Acylation of the incretin peptide exendin-4 directly impacts GLP-1 receptor signalling and trafficking

Research output: Contribution to journalArticlepeer-review


  • Maria Lucey
  • Tanyel Ashik
  • Amaara Marzook
  • Yifan Wang
  • Joelle Goulding
  • Atsuro Oishi
  • Johannes Broichhagen
  • James Minnion
  • Yuval Elani
  • Ralf Jockers
  • Steven J Briddon
  • Stephen R Bloom
  • Alejandra Tomas
  • Ben Jones

Colleges, School and Institutes


The glucagon-like peptide-1 receptor (GLP-1R) is a class B G protein-coupled receptor and mainstay therapeutic target for the treatment of type 2 diabetes and obesity. Recent reports have highlighted how biased agonism at the GLP-1R affects sustained glucose-stimulated insulin secretion through avoidance of desensitisation and downregulation. A number of GLP-1R agonists (GLP-1RAs) feature a fatty acid moiety to prolong their pharmacokinetics via increased albumin binding, but the potential for these chemical changes to influence GLP-1R function has rarely been investigated beyond potency assessments for cyclic adenosine monophosphate (cAMP). Here we directly compare the prototypical GLP-1RA exendin-4 with its C-terminally acylated analogue, exendin-4-C16. We examine relative propensities of each ligand to recruit and activate G proteins and β-arrestins, endocytic and post-endocytic trafficking profiles, and interactions with model and cellular membranes in HEK293 and HEK293T cells. Both ligands had similar cAMP potency but exendin-4-C16 showed ~2.5-fold bias towards G protein recruitment and a ~60% reduction in β-arrestin-2 recruitment efficacy compared to exendin-4, as well as reduced GLP-1R endocytosis and preferential targeting towards recycling pathways. These effects were associated with reduced movement of the GLP-1R extracellular domain measured using a conformational biosensor approach, and a ~70% increase in insulin secretion in INS-1 832/3 cells. Interactions with plasma membrane lipids were enhanced by the acyl chain. Exendin-4-C16 showed extensive albumin binding and was highly effective for lowering of blood glucose in mice over at least 72 hours. Our study highlights the importance of a broad approach to the evaluation of GLP-1RA pharmacology.

Significance Statement: Acylation is a common strategy to enhance the pharmacokinetics of peptide-based drugs. Our work shows how acylation can also affect various other pharmacological parameters, including biased agonism, receptor trafficking and interactions with the plasma membrane, which may be therapeutically important.

Bibliographic note

Final Version of Record not yet available as of 21/09/2021.

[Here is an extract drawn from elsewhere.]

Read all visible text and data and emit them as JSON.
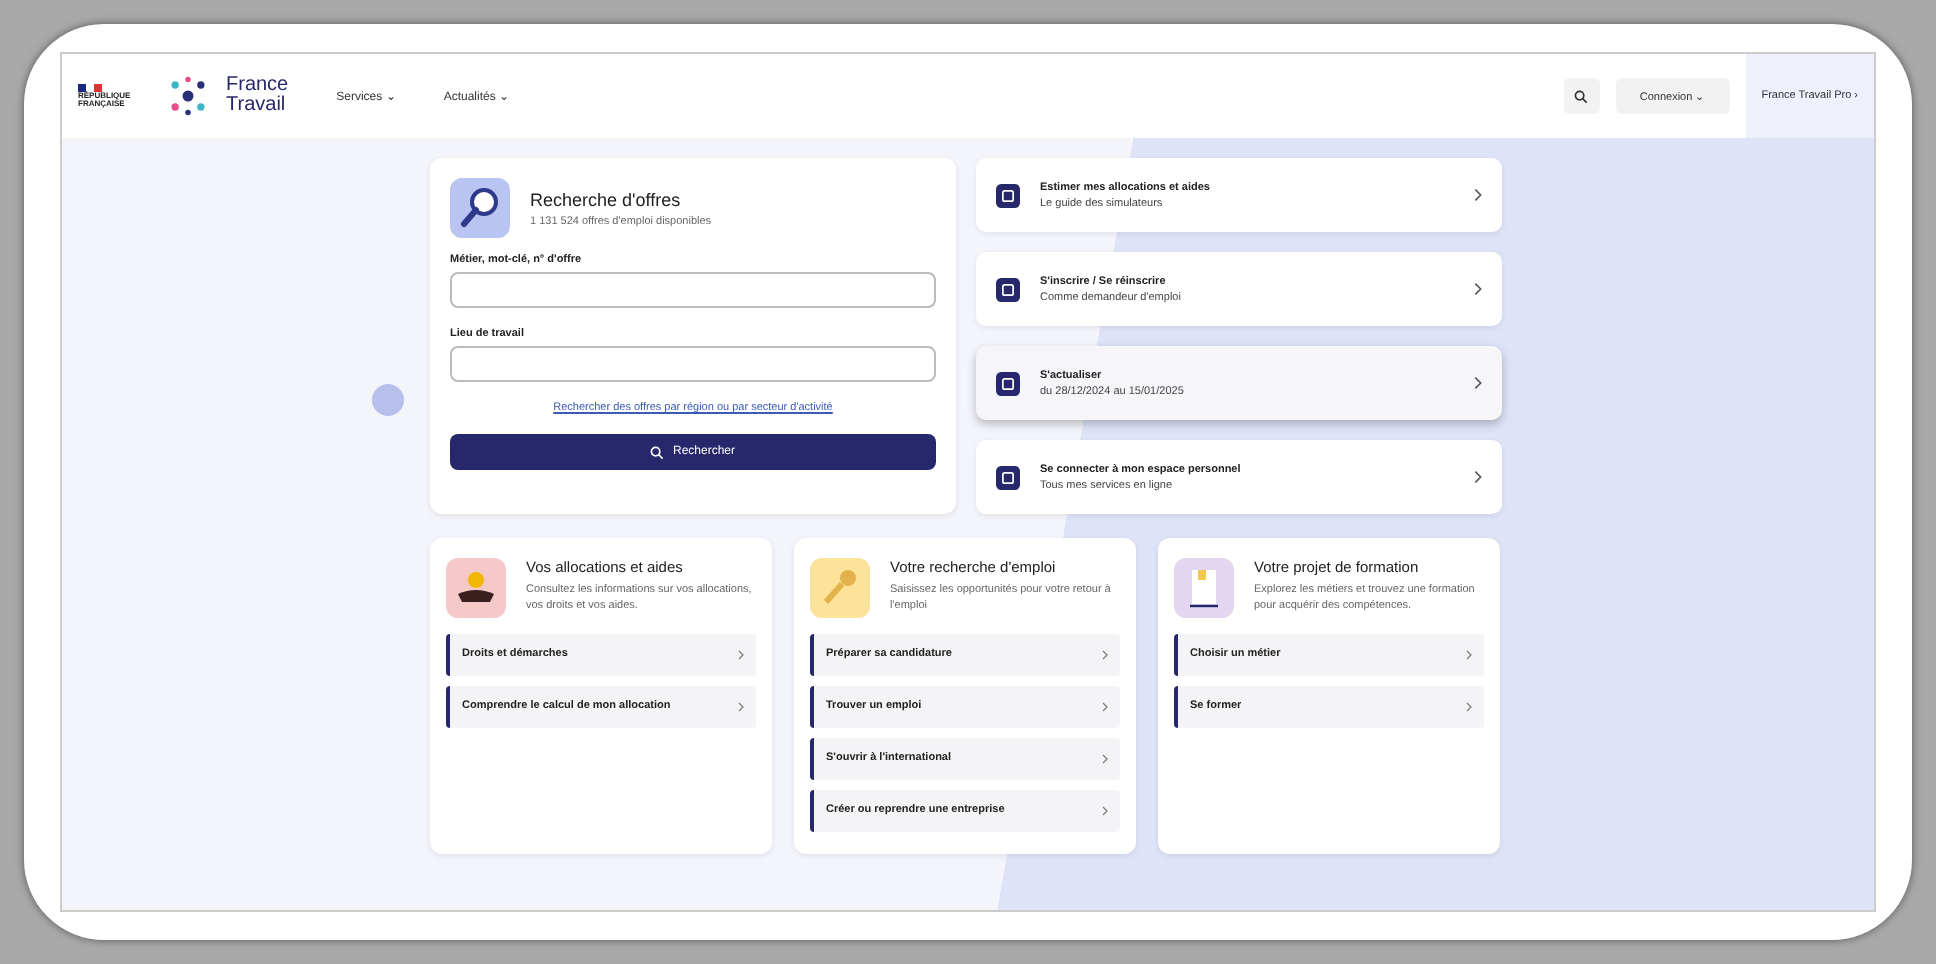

Original languageEnglish
JournalMolecular Pharmacology
Publication statusAccepted/In press - 12 Jul 2021


  • Biased agonism, G protein coupled signaling, GLP1, g protein-coupled receptors (GPCRS), receptor trafficking